[Data in this exercise — start]

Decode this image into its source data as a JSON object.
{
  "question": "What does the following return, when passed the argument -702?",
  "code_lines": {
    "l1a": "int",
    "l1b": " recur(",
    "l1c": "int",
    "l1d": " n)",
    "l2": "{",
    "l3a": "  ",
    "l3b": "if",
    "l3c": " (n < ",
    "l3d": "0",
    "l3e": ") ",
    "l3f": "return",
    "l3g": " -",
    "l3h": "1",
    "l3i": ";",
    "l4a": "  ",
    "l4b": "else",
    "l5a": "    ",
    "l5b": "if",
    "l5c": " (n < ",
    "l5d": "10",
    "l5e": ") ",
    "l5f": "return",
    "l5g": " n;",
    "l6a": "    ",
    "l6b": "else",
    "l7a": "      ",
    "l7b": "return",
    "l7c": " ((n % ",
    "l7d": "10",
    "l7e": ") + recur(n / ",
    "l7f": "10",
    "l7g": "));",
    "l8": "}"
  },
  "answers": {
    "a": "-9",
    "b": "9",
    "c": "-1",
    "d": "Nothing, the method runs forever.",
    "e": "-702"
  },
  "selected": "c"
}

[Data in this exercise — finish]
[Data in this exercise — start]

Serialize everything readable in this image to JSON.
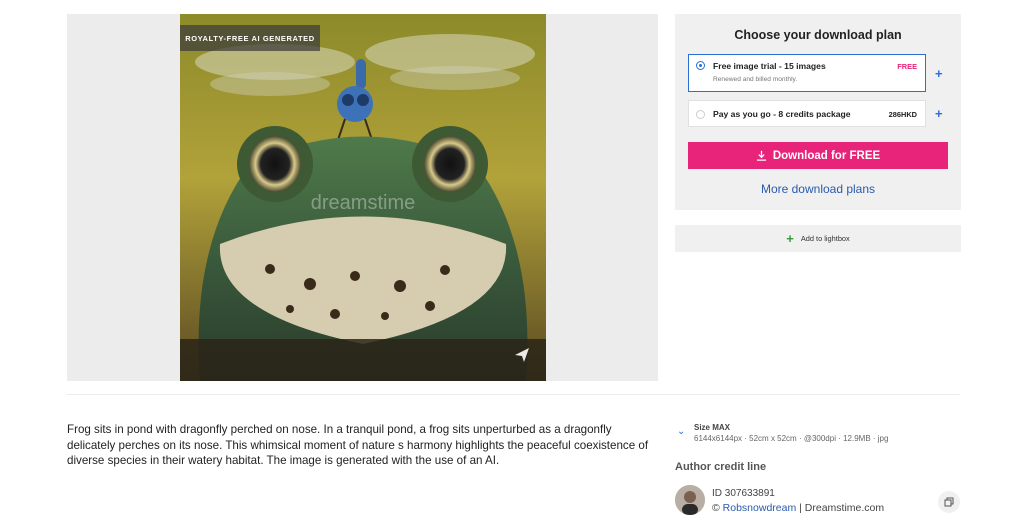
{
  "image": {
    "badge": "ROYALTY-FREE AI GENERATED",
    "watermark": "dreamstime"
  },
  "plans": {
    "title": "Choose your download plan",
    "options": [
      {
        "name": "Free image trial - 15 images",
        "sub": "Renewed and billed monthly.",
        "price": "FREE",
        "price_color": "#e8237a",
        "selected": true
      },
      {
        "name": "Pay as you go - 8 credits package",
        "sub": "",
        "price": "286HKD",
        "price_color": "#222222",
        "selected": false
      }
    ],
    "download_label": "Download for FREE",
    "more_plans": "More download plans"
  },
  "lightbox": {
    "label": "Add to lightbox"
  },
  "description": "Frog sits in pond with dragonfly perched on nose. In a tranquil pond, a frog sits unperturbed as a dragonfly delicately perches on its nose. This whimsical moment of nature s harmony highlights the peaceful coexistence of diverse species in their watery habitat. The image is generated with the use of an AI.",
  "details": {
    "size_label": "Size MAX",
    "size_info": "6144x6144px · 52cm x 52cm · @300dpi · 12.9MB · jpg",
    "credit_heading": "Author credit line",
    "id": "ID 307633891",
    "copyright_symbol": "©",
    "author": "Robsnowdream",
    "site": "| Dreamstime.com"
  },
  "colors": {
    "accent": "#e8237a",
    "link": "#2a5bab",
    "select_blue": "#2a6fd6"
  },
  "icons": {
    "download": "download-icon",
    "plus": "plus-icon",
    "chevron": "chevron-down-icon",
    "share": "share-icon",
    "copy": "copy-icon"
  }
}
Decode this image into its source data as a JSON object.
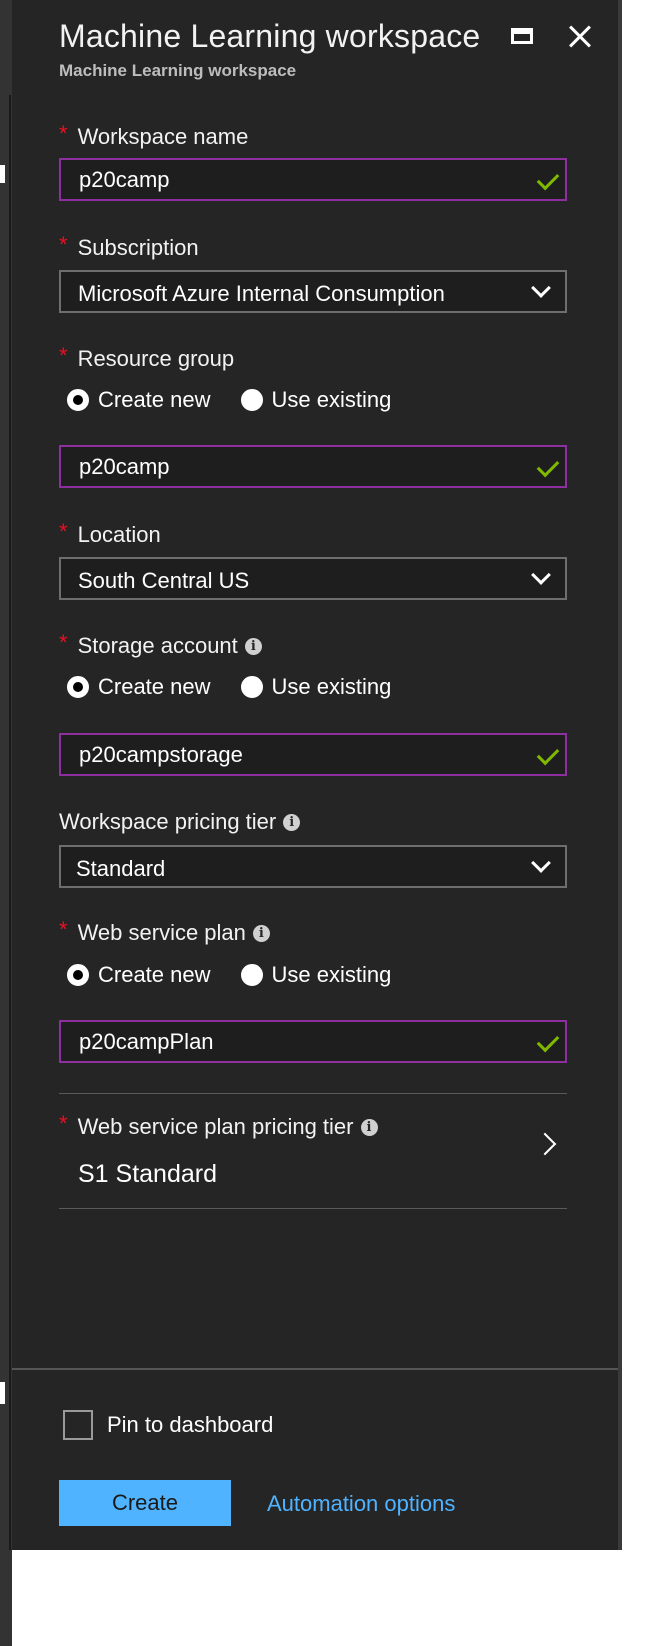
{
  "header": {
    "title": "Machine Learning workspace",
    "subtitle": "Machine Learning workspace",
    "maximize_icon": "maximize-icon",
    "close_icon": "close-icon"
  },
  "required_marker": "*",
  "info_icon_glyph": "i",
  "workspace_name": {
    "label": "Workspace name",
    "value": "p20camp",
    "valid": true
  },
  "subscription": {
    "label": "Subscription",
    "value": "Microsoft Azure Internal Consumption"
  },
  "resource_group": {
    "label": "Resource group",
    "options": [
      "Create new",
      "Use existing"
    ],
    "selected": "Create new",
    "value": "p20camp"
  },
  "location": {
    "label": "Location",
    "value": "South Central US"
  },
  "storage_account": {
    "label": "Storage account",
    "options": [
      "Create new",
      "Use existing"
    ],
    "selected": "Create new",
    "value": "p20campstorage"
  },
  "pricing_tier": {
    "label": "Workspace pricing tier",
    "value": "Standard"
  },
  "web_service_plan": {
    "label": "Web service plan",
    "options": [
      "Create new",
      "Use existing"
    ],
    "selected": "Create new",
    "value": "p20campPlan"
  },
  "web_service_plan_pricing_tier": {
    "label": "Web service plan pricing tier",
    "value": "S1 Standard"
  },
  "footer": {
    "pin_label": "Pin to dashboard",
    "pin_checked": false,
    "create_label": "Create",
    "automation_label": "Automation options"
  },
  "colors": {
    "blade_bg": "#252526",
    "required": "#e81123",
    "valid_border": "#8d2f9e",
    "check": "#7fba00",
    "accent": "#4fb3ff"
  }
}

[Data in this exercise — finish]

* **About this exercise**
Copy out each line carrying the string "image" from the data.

* **Response to this task**
Decode this image into its source data as a JSON object.
Serialize everything readable in this image to JSON.
  "image": {
        "name": "Free image trial - 15 images",
  "description": "Frog sits in pond with dragonfly perched on nose. In a tranquil pond, a frog sits unperturbed as a dragonfly delicately perches on its nose. This whimsical moment of nature s harmony highlights the peaceful coexistence of diverse species in their watery habitat. The image is generated with the use of an AI.",
Decode this image into its source data as a JSON object.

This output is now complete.